> DIRECTIONS FOR THIS TASK:
Some lines below may hold the string "true". Count them and give only the total.

> GIVEN RECORDS:
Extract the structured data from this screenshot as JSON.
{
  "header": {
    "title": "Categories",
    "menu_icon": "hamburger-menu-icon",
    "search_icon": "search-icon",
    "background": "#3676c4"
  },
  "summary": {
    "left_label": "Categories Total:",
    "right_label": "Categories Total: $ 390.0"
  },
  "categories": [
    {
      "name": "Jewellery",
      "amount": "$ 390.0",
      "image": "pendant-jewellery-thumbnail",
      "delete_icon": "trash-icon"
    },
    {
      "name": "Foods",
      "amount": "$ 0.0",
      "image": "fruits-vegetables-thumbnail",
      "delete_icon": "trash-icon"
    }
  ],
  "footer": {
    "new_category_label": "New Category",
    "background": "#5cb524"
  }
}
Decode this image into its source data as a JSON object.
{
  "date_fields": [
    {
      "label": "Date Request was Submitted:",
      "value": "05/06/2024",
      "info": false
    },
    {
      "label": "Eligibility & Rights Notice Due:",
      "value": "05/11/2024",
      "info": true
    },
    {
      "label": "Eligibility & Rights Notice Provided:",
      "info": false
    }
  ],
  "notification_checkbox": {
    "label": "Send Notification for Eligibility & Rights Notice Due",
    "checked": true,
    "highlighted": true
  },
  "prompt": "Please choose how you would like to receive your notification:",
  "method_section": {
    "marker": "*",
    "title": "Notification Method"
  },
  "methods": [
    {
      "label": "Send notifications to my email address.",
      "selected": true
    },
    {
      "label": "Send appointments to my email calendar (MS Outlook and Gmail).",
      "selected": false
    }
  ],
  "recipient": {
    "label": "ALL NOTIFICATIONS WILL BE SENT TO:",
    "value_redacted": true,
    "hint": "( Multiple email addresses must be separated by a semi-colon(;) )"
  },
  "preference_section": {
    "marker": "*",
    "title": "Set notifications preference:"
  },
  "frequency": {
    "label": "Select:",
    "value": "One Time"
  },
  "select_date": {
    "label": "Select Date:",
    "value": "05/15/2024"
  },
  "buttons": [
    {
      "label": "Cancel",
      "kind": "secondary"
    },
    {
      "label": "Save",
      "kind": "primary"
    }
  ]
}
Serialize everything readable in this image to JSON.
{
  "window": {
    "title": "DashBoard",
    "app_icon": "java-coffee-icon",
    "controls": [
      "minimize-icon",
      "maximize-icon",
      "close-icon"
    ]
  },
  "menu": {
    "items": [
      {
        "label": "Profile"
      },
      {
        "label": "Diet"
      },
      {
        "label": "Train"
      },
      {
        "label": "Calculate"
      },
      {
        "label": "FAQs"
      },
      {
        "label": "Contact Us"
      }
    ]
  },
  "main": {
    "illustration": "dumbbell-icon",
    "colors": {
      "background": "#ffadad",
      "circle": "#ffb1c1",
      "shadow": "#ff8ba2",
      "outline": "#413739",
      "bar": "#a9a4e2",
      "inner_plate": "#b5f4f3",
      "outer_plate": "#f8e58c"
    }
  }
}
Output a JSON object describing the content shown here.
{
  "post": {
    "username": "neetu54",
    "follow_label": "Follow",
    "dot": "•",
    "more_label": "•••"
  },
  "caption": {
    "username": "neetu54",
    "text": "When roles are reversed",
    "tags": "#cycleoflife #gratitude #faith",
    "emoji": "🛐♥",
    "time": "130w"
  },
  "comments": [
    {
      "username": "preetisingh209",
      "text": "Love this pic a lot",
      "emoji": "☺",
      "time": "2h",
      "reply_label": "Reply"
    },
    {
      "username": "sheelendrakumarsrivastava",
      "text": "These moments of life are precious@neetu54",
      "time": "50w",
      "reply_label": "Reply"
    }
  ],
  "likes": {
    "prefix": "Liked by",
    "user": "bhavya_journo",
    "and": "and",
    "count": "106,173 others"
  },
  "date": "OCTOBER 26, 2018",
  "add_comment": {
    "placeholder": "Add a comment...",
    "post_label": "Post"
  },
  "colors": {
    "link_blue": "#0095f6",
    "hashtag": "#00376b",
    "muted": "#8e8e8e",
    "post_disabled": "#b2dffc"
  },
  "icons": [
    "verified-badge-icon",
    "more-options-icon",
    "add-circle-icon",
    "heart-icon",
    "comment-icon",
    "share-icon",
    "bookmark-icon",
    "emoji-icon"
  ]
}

> REPLY:
5